= Data extracted from a collection =
——————

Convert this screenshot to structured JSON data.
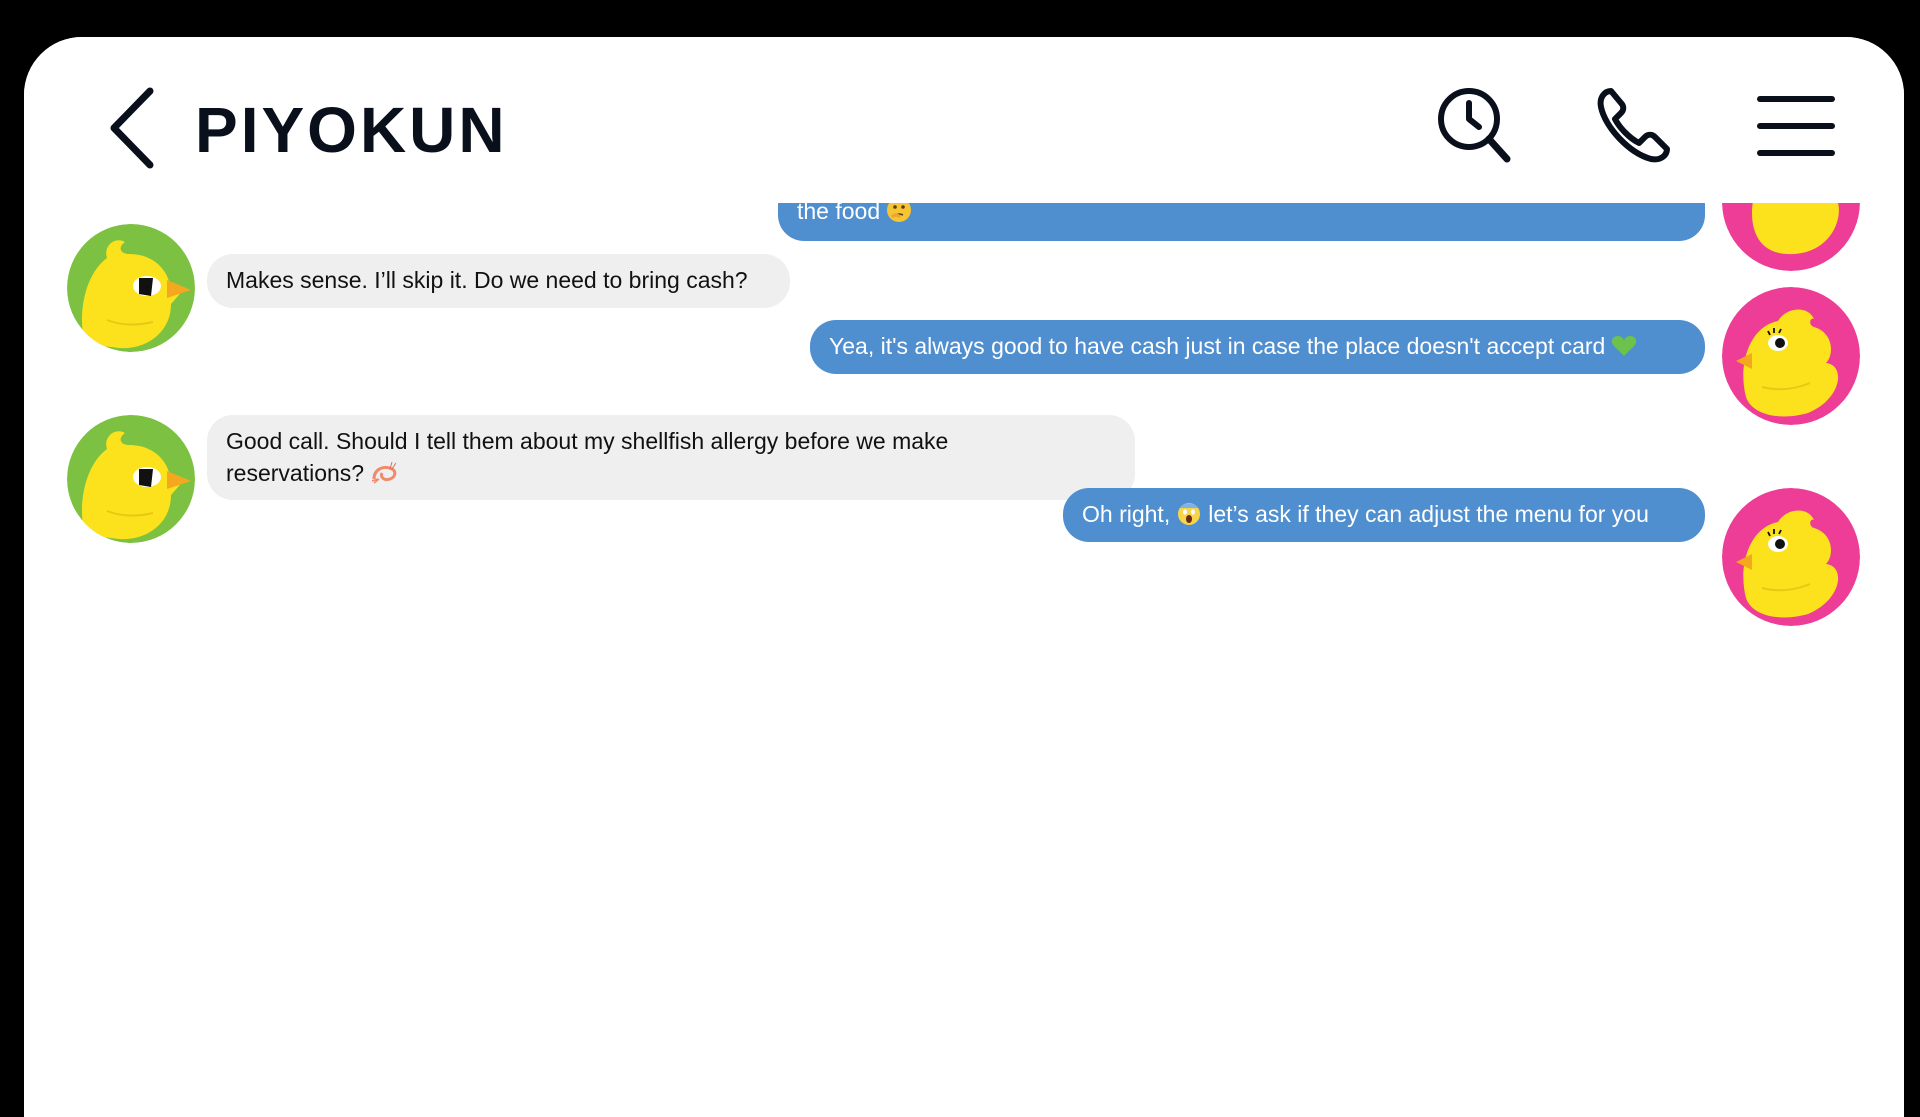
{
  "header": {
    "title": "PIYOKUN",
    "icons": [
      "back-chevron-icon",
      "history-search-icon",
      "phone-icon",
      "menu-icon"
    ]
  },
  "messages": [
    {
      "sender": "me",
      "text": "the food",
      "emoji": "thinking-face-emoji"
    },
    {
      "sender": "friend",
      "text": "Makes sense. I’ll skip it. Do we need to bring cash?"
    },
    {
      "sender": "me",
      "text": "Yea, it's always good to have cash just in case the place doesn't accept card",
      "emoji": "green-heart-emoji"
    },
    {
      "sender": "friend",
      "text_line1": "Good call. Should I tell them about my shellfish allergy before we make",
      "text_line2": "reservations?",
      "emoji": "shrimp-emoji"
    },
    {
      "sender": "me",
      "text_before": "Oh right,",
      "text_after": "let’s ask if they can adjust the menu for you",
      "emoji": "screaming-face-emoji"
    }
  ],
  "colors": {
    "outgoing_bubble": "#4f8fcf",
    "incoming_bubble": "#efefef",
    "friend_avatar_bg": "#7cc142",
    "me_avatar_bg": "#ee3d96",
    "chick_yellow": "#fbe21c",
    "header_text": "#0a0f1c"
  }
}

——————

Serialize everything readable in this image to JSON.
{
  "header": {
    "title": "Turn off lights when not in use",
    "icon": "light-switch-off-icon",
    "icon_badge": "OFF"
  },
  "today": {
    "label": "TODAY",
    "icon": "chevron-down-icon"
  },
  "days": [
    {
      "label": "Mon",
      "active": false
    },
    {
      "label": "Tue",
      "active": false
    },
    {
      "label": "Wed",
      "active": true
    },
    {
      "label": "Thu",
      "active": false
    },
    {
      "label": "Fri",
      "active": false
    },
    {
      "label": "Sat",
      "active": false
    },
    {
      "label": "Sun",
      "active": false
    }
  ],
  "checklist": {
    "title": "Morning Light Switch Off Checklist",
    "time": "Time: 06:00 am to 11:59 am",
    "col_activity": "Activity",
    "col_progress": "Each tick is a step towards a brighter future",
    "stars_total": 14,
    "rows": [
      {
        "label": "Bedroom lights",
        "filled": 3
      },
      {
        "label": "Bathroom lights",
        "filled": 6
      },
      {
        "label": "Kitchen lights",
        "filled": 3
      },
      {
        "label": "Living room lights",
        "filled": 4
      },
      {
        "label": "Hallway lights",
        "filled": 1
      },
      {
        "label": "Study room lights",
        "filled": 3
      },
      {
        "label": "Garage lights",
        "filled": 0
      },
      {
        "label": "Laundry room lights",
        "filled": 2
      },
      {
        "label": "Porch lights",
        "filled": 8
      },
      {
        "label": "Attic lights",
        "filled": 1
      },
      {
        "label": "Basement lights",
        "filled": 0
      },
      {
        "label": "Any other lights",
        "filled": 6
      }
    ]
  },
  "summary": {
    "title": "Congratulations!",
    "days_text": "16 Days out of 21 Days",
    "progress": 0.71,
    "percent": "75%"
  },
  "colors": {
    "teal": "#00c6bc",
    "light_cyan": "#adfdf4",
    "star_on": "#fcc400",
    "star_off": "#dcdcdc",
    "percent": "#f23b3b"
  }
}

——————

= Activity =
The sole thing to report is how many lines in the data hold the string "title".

= Response to this task =
4